It is told that even as Fëanor and Fingolfin stood before Manwë there came the mingling of the lights, when both Trees were shining, and the silent city of Valmar was filled with a radiance of silver and gold. And in that very hour Melkor and Ungoliant came hastening over the fields of Valinor, as the shadow of a black cloud upon the wind fleets over the sunlit earth; and they came before the green mound Ezellohar. Then the Unlight of Ungoliant rose up even to the roots of the Trees, and Melkor sprang upon the mound; and with his black spear he smote each Tree to its core, wounded them deep, and their sap poured forth as it were their blood, and was spilled upon the ground. But Ungoliant sucked it up, and going then from Tree to Tree she set her black beak to their wounds, till they were drained; and the poison of Death that was in her went into their tissues and withered them, root, branch, and leaf; and they died. And still she thirsted, and going to the Wells of Varda she drank them dry; but Ungoliant belched forth black vapours as she drank, and swelled to a shape so vast and hideous that Melkor was afraid.
So the great darkness fell upon Valinor. Of the deeds of that day much is told in the Aldudénië, that Elemmírë of the Vanyar made and is known to all the Eldar. Yet no song or tale could contain all the grief and terror that then befell. The Light failed; but the Darkness that followed was more than loss of light. In that hour was made a Darkness that seemed not lack but a thing with being of its own: for it was indeed made by malice out of Light, and it had power to pierce the eye, and to enter heart and mind, and strangle the very will.
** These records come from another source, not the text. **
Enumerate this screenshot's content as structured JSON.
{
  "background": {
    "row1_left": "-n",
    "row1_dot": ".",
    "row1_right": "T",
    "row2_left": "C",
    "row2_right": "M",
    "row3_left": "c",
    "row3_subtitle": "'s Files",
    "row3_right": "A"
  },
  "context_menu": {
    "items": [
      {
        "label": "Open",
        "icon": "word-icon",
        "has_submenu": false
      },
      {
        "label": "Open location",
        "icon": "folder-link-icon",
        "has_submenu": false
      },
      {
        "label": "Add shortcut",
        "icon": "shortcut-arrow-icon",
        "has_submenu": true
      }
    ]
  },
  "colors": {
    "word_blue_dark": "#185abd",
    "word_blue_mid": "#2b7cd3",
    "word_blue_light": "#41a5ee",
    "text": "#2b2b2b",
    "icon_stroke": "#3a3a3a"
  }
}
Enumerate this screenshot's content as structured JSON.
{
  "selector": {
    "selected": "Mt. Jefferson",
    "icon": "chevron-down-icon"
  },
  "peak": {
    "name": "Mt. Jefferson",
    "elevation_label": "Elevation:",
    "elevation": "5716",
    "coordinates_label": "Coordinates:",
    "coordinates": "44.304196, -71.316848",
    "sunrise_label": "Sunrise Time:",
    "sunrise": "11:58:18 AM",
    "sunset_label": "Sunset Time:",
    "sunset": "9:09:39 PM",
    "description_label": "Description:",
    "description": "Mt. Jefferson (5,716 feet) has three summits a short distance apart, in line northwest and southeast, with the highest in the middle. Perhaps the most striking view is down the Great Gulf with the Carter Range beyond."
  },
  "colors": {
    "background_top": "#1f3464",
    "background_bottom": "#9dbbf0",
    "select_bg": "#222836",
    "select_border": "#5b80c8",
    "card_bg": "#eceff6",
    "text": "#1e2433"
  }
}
Varda looked down from Taniquetil, and beheld the Shadow soaring up in sudden towers of gloom; Valmar had foundered in a deep sea of night. Soon the Holy Mountain stood alone, a last island in a world that was drowned. All song ceased. There was silence in Valinor, and no sound could be heard, save only from afar there came on the wind through the pass of the mountains the wailing of the Teleri like the cold cry of gulls. For it blew chill from the East in that hour, and the vast shadows of the sea were rolled against the walls of the shore.
But Manwë from his high seat looked out, and his eyes alone pierced through the night, until they saw a Darkness beyond dark which they could not penetrate, huge but far away, moving now northward with great speed; and he knew that Melkor had come and gone.
Then the pursuit was begun; and the earth shook beneath the horses of the host of Oromë, and the fire that was stricken from the hooves of Nahar was the first light that returned to Valinor. But so soon as any came up with the Cloud of Ungoliant the riders of the Valar were blinded and dismayed, and they were scattered, and went they knew not whither; and the sound of the Valaróma faltered and failed. And Tulkas was as one caught in a black net at night, and he stood powerless and beat the air in vain. But when the Darkness had passed, it was too late: Melkor had gone whither he would, and his vengeance was achieved.